Texas is known for a few things... the Dallas Cowboys (sorry Houston fans), Tex-Mex (it's in the name), and the border. But while its politicians may be red, wine still isn't the first thing people think about the Lone Star State, despite a burgeoning industry. 

According to the Texas Wine and Grape Growers Assocation they saw an 88 percent growth between 2005 and 2013, with nearly $2 billion in economic impact. But how good is Texas wine? And how does it compare?

Big, bold wines have their fans. But with the arrival of summer, make room for a bumper crop of lighter, more subtle wines.

"Low-alcohol wines are super hot right now," says wine writer Katherine Cole.

There's Txakoli, or Txakolina, wines from the Basque region of Spain, Rieslings from Germany and New York state, and Vinho Verde from Portugal, to name a few.

These wines typically hover in the 9 percent to 11 percent alcohol range. This compares to about 13 percent to 14 percent in a typical California chardonnay.

A lot of artists say they find inspiration in unlikely places. Architects Alejandro D'Acosta and Claudia Turrent, designers based in Ensenada, Mexico, most often find theirs digging through dumpsters and junkyards.

Their work, however, isn't remotely trashy. One of their latest creations, the Vena Cava winery in Baja's Guadalupe Valley, is sleek and totally modern. It's one of a growing number of wineries that's designed to give visitors a memorable visual experience — not just a taste of fine wine.

Courtesy Johny Rosa

Boerne will be hopping with art over the weekend for Second Saturday Art and Wine.

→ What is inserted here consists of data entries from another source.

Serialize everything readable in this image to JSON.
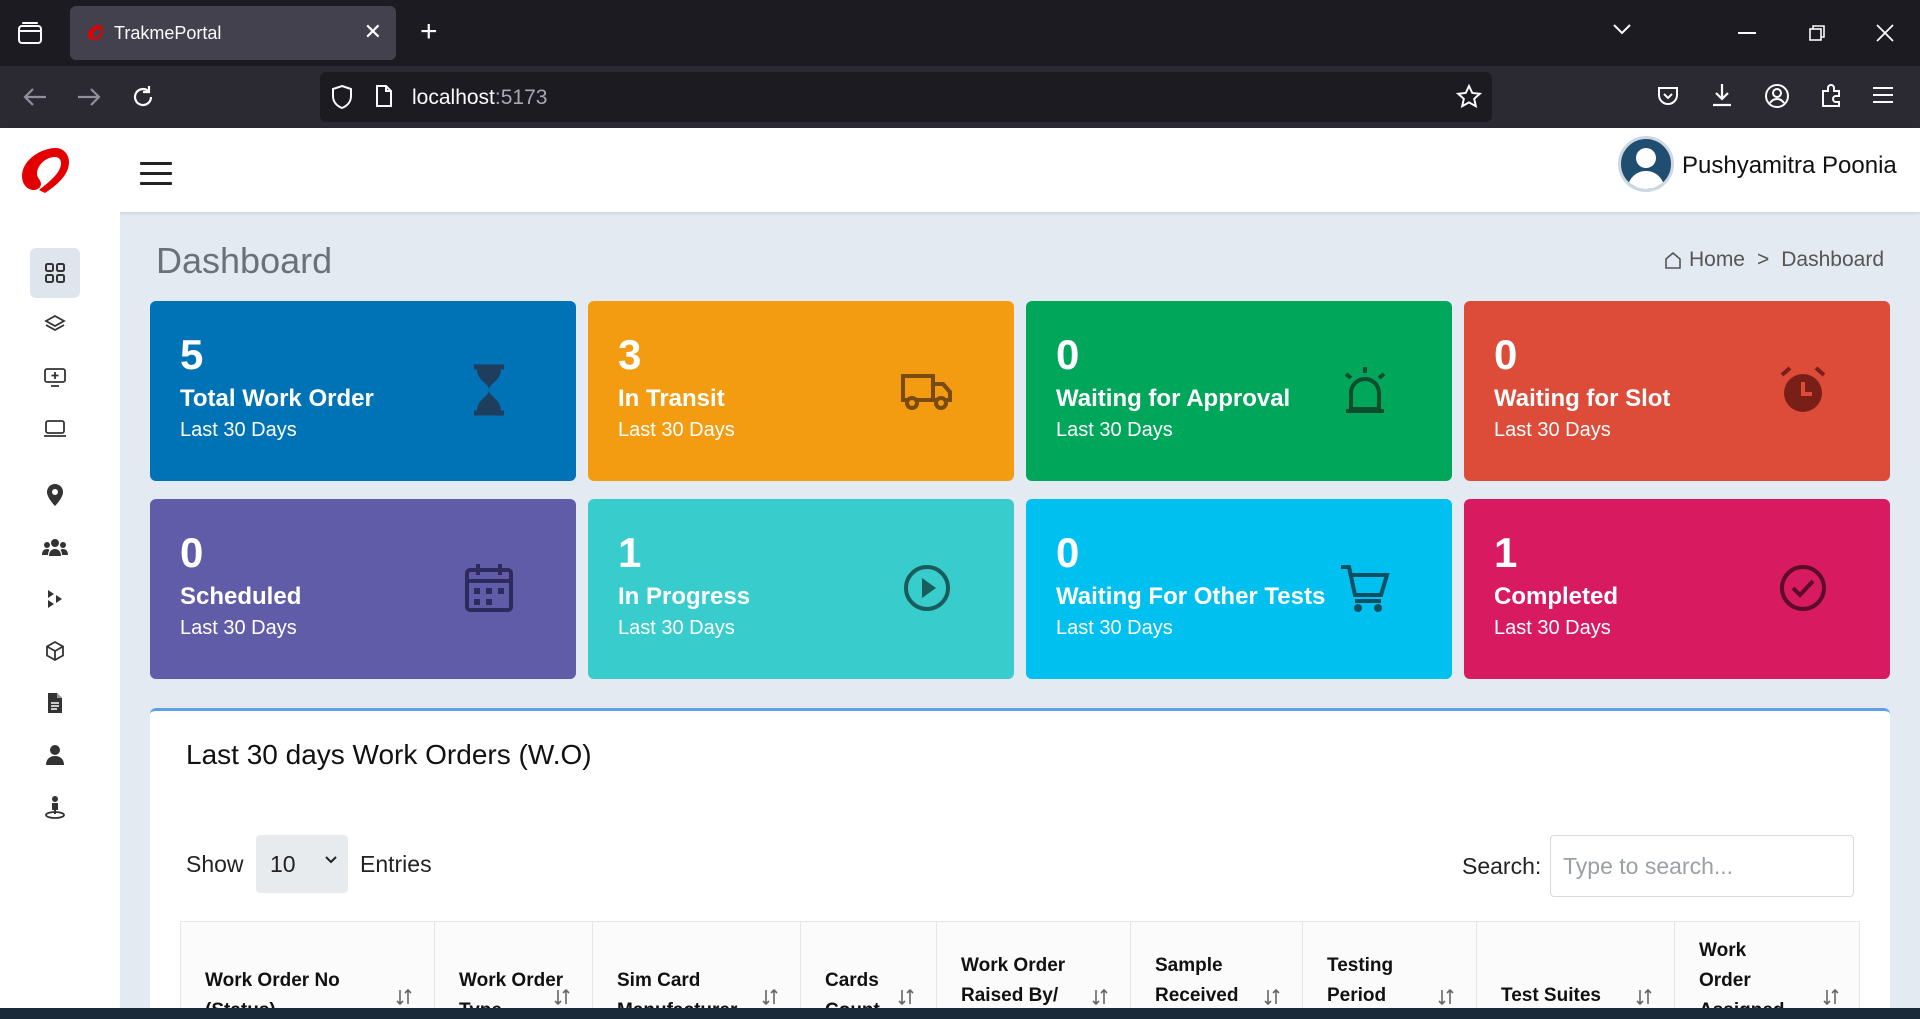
{
  "browser": {
    "tab_title": "TrakmePortal",
    "url_host": "localhost",
    "url_port": ":5173"
  },
  "header": {
    "user_name": "Pushyamitra Poonia"
  },
  "sidebar": {
    "items": [
      {
        "icon": "dashboard-grid-icon"
      },
      {
        "icon": "layers-icon"
      },
      {
        "icon": "add-monitor-icon"
      },
      {
        "icon": "laptop-icon"
      },
      {
        "icon": "location-pin-icon"
      },
      {
        "icon": "users-group-icon"
      },
      {
        "icon": "arrows-icon"
      },
      {
        "icon": "cube-icon"
      },
      {
        "icon": "document-icon"
      },
      {
        "icon": "user-icon"
      },
      {
        "icon": "person-location-icon"
      }
    ]
  },
  "page": {
    "title": "Dashboard",
    "breadcrumb_home": "Home",
    "breadcrumb_sep": ">",
    "breadcrumb_current": "Dashboard"
  },
  "cards": [
    {
      "count": "5",
      "label": "Total Work Order",
      "sub": "Last 30 Days",
      "color": "#0073b7",
      "icon": "hourglass-icon"
    },
    {
      "count": "3",
      "label": "In Transit",
      "sub": "Last 30 Days",
      "color": "#f39c12",
      "icon": "truck-icon"
    },
    {
      "count": "0",
      "label": "Waiting for Approval",
      "sub": "Last 30 Days",
      "color": "#00a65a",
      "icon": "alarm-light-icon"
    },
    {
      "count": "0",
      "label": "Waiting for Slot",
      "sub": "Last 30 Days",
      "color": "#dd4b39",
      "icon": "alarm-clock-icon"
    },
    {
      "count": "0",
      "label": "Scheduled",
      "sub": "Last 30 Days",
      "color": "#605ca8",
      "icon": "calendar-icon"
    },
    {
      "count": "1",
      "label": "In Progress",
      "sub": "Last 30 Days",
      "color": "#39cccc",
      "icon": "play-circle-icon"
    },
    {
      "count": "0",
      "label": "Waiting For Other Tests",
      "sub": "Last 30 Days",
      "color": "#00c0ef",
      "icon": "cart-icon"
    },
    {
      "count": "1",
      "label": "Completed",
      "sub": "Last 30 Days",
      "color": "#d81b60",
      "icon": "check-circle-icon"
    }
  ],
  "work_orders": {
    "title": "Last 30 days Work Orders (W.O)",
    "show_label": "Show",
    "page_size": "10",
    "entries_label": "Entries",
    "search_label": "Search:",
    "search_placeholder": "Type to search...",
    "columns": [
      {
        "l1": "Work Order No",
        "l2": "(Status)"
      },
      {
        "l1": "Work Order",
        "l2": "Type"
      },
      {
        "l1": "Sim Card",
        "l2": "Manufacturer"
      },
      {
        "l1": "Cards",
        "l2": "Count"
      },
      {
        "l1": "Work Order",
        "l2": "Raised By/"
      },
      {
        "l1": "Sample",
        "l2": "Received"
      },
      {
        "l1": "Testing",
        "l2": "Period"
      },
      {
        "l1": "Test Suites",
        "l2": ""
      },
      {
        "l1": "Work",
        "l2": "Order",
        "l3": "Assigned"
      }
    ]
  }
}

“Second Saturday is a show we put on every month, so it happens twelve times a year," said Johny Rosa , who owns Texas Treasures Fine Art Gallery, a Second Saturday participant.

“We have market days down in the square in Boerne. It goes from 8 a.m.-4 p.m.. And then from 4 p.m.-8 p.m. is the gallery tour,” Rosa said.

Lorne Matalon / Fronteras

Fronteras: After Arizona’s immigration enforcement law strained that state’s relations with Mexico, things seem to be getting friendlier. Why Mexican President Enrique Peña Nieto spent the day in a tiny border town. The high cost of liquor licenses in New Mexico. Finally, the USDA's ban on its inspectors entering Mexico at border crossings to inspect cattle has crippled an important part of the border economy.